Leading shark protection in the Caribbean

A Caribbean Reef Shark Being Filmed by the BRUV system


MIAMI, Florida – An important first step was taken towards the regional protection of sharks throughout the Caribbean. At the request of the Netherlands, regional governments today recommended eight species of sharks and rays for protection under the Specially Protected Areas and Wildlife (SPAW) Protocol.

Delegates from 14 Caribbean countries including Caribbean Netherlands (Saba, St. Eustatius and Bonaire), Aruba, Curaçao and St. Maarten met in Miami, Florida, this week to discuss the protection of nature and biodiversity under the SPAW Protocol. This is the only legal instrument for cross-border protection of wildlife in the Caribbean.

Through the protocol, signatory countries have made firm agreements to ensure the protection of animals and protected areas throughout the region. To date, no sharks or rays are listed on the Protocol, even though these species are particularly threatened in the Caribbean. Overfishing as well as degradation and destruction of vital habitats such as coral reefs and mangrove forests are the main causes of the decline in shark numbers.
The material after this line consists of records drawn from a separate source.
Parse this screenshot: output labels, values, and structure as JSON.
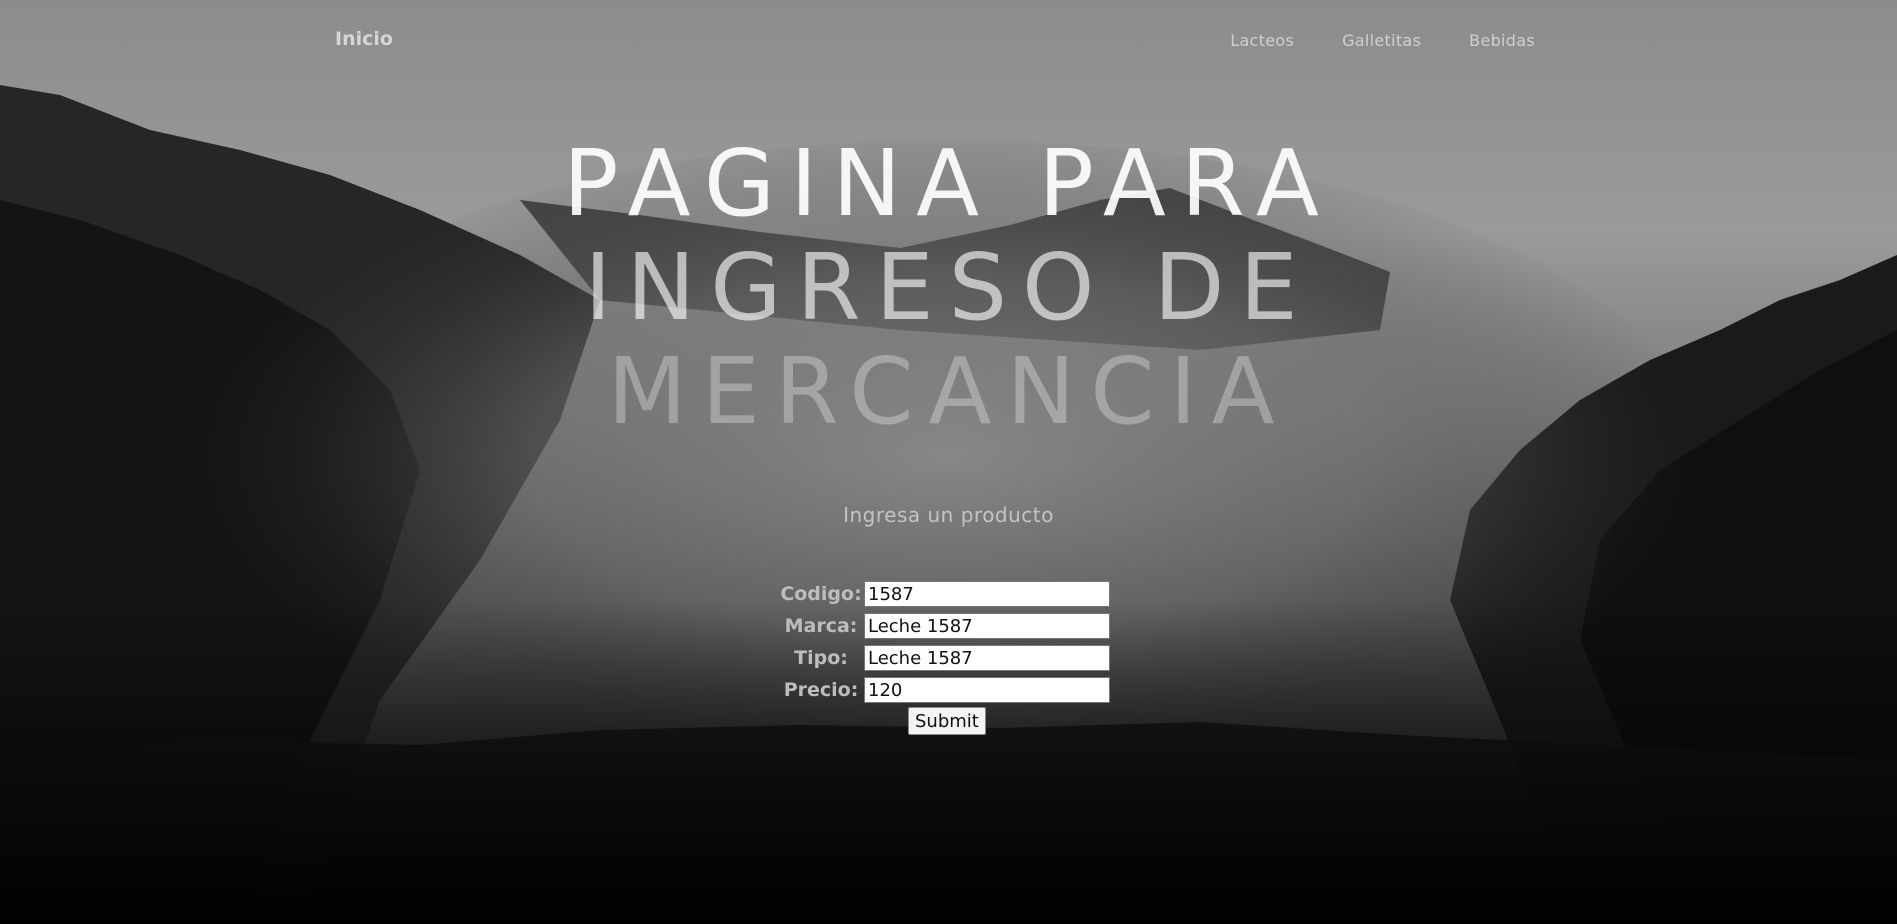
{
  "nav": {
    "brand": "Inicio",
    "links": [
      "Lacteos",
      "Galletitas",
      "Bebidas"
    ]
  },
  "hero": {
    "lines": [
      "PAGINA PARA",
      "INGRESO DE",
      "MERCANCIA"
    ]
  },
  "subtitle": "Ingresa un producto",
  "form": {
    "fields": [
      {
        "label": "Codigo:",
        "value": "1587"
      },
      {
        "label": "Marca:",
        "value": "Leche 1587"
      },
      {
        "label": "Tipo:",
        "value": "Leche 1587"
      },
      {
        "label": "Precio:",
        "value": "120"
      }
    ],
    "submit_label": "Submit"
  },
  "colors": {
    "sky": "#8f8f8f",
    "forest": "#0d0d0d",
    "fog": "#7a7a7a"
  }
}
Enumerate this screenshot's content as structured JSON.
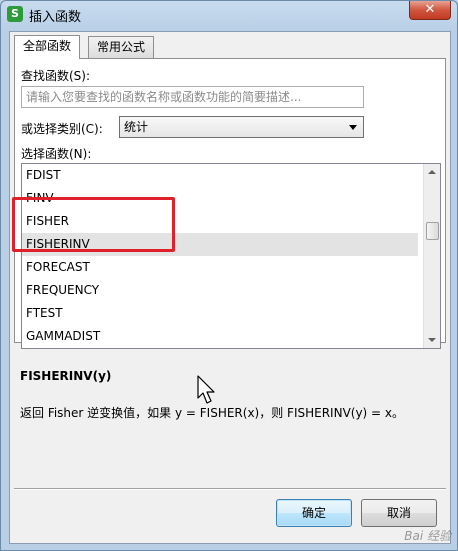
{
  "window": {
    "title": "插入函数",
    "app_icon_letter": "S",
    "close_glyph": "✕"
  },
  "tabs": [
    {
      "label": "全部函数",
      "active": true
    },
    {
      "label": "常用公式",
      "active": false
    }
  ],
  "search": {
    "label": "查找函数(S):",
    "placeholder": "请输入您要查找的函数名称或函数功能的简要描述...",
    "value": ""
  },
  "category": {
    "label": "或选择类别(C):",
    "selected": "统计"
  },
  "function_list": {
    "label": "选择函数(N):",
    "items": [
      "FDIST",
      "FINV",
      "FISHER",
      "FISHERINV",
      "FORECAST",
      "FREQUENCY",
      "FTEST",
      "GAMMADIST"
    ],
    "selected": "FISHERINV"
  },
  "detail": {
    "signature": "FISHERINV(y)",
    "description": "返回 Fisher 逆变换值，如果 y = FISHER(x)，则 FISHERINV(y) = x。"
  },
  "buttons": {
    "ok": "确定",
    "cancel": "取消"
  },
  "watermark": "Bai 经验",
  "colors": {
    "highlight": "#e0202a",
    "app_icon": "#2f9a3b",
    "selected_row": "#e3e3e3"
  }
}
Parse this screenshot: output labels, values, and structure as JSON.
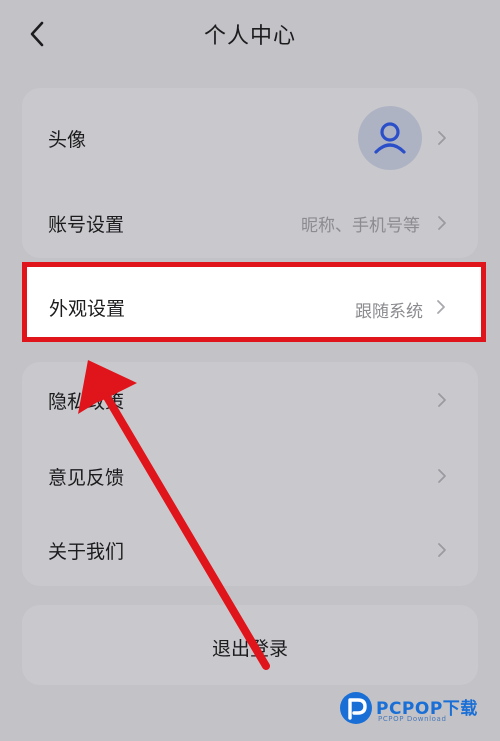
{
  "header": {
    "title": "个人中心"
  },
  "profile_card": {
    "avatar_row": {
      "label": "头像"
    },
    "account_row": {
      "label": "账号设置",
      "value": "昵称、手机号等"
    }
  },
  "appearance_row": {
    "label": "外观设置",
    "value": "跟随系统"
  },
  "settings_card": {
    "items": [
      {
        "label": "隐私政策"
      },
      {
        "label": "意见反馈"
      },
      {
        "label": "关于我们"
      }
    ]
  },
  "logout": {
    "label": "退出登录"
  },
  "watermark": {
    "brand": "PCPOP下载",
    "sub": "PCPOP Download"
  },
  "colors": {
    "highlight_border": "#e0141b",
    "arrow": "#e0141b",
    "brand_blue": "#1a6fd6",
    "avatar_icon": "#2b4fc9"
  },
  "icons": [
    "back-arrow-icon",
    "chevron-right-icon",
    "user-avatar-icon",
    "annotation-arrow-icon",
    "pcpop-logo-icon"
  ]
}
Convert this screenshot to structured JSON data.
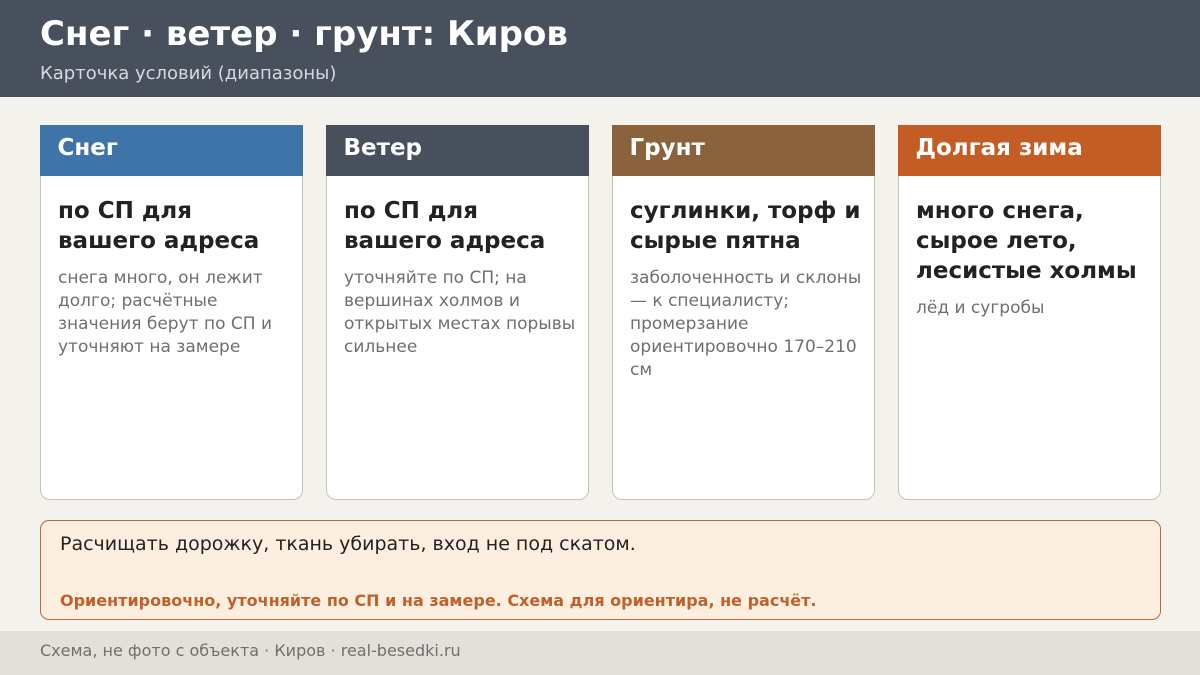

“We are very pleased that our proposal could count on so much support,” said Senior Policy Advisor for the Dutch Ministry of Economic Affairs Paul Hoetjes. “A year ago we were able to establish the Yarari Marine Mammal and Shark Sanctuary in the waters around Bonaire and Saba. Management throughout the Caribbean is the logical next step for the protection of sharks.”

The Dutch Ministry of Economic Affairs working closely with the Dutch Caribbean Nature Alliance and in consultation with the Dutch Elasmobranch Association (DES), came up with a shortlist of eight species; three species of hammerhead shark, whale shark, oceanic whitetip shark and small tooth sawfish as well as two species of manta ray have been nominated for inclusion on the SPAW protected species list. These are all species threatened by human activity in the Caribbean, which need protection if they are to survive into the future.

This recommendation is an important first step toward permanent inclusion of these sharks and rays on the SPAW protocol. In February 2017, a final vote will ratify the protection for these species.

Acting chairman of the Dutch Caribbean Nature Alliance and chairman of the Save our Shark Project Tadzio Bervoets said: “In 2015 we started the Save our Sharks project, which aims to set up shark protection in the Dutch Caribbean. It is fantastic that we can now play a role in cross-border management, and are well on our way to providing Caribbean sharks with the protection they deserve. We are confident the proposals will be endorsed at the final ballots in February.”